▶ _What you are asked to do_: Check which lines of the entries that follow hold "First", then give the number of those lines and nothing more.

Component data from apps and pages
___

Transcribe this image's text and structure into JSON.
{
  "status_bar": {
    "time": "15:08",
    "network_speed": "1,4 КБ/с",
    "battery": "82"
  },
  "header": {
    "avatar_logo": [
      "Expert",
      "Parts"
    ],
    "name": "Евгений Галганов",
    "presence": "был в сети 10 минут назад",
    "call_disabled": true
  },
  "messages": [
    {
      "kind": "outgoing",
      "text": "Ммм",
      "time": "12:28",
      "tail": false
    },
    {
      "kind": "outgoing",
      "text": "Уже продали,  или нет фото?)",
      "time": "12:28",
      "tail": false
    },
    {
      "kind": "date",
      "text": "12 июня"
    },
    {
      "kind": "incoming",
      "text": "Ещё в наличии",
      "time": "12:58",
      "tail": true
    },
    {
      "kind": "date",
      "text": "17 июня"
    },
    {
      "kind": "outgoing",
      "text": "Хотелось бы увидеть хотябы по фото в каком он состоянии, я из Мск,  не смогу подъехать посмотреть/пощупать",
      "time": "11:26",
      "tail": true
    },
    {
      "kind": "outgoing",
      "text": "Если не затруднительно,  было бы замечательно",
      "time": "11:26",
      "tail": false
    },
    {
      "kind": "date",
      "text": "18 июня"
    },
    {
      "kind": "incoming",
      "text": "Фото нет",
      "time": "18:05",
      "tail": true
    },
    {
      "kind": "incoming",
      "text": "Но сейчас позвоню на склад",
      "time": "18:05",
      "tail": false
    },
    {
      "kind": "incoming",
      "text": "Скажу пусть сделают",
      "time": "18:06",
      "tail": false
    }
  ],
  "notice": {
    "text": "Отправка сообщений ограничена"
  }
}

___

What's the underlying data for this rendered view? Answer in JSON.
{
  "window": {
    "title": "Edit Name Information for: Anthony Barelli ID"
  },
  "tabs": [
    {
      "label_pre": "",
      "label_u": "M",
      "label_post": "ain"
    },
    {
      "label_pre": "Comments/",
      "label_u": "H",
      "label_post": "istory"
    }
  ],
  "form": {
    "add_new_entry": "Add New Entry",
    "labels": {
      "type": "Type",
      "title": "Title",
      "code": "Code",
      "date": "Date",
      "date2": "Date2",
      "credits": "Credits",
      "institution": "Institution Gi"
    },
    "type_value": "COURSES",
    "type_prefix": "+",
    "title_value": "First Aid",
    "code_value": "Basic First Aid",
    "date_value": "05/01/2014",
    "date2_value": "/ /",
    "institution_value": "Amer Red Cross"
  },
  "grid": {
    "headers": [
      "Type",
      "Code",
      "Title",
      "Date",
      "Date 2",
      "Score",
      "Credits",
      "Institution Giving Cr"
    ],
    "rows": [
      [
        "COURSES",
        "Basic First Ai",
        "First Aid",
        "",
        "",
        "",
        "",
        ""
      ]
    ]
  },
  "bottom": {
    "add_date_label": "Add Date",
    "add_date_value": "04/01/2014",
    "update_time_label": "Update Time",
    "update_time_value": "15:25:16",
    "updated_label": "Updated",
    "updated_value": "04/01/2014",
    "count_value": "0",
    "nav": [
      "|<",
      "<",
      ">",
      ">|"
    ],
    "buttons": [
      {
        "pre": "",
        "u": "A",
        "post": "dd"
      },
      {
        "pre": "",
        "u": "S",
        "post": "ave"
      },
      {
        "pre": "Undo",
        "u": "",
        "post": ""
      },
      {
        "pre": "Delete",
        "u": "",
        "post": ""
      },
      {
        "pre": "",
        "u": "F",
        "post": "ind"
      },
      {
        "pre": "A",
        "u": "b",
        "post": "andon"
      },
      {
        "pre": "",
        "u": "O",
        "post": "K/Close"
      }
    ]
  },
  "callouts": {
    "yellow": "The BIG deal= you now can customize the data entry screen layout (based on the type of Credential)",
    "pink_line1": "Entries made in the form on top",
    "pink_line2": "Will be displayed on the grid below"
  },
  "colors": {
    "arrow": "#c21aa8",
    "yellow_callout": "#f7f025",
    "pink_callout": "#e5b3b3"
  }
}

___

▶ _Response area_: 4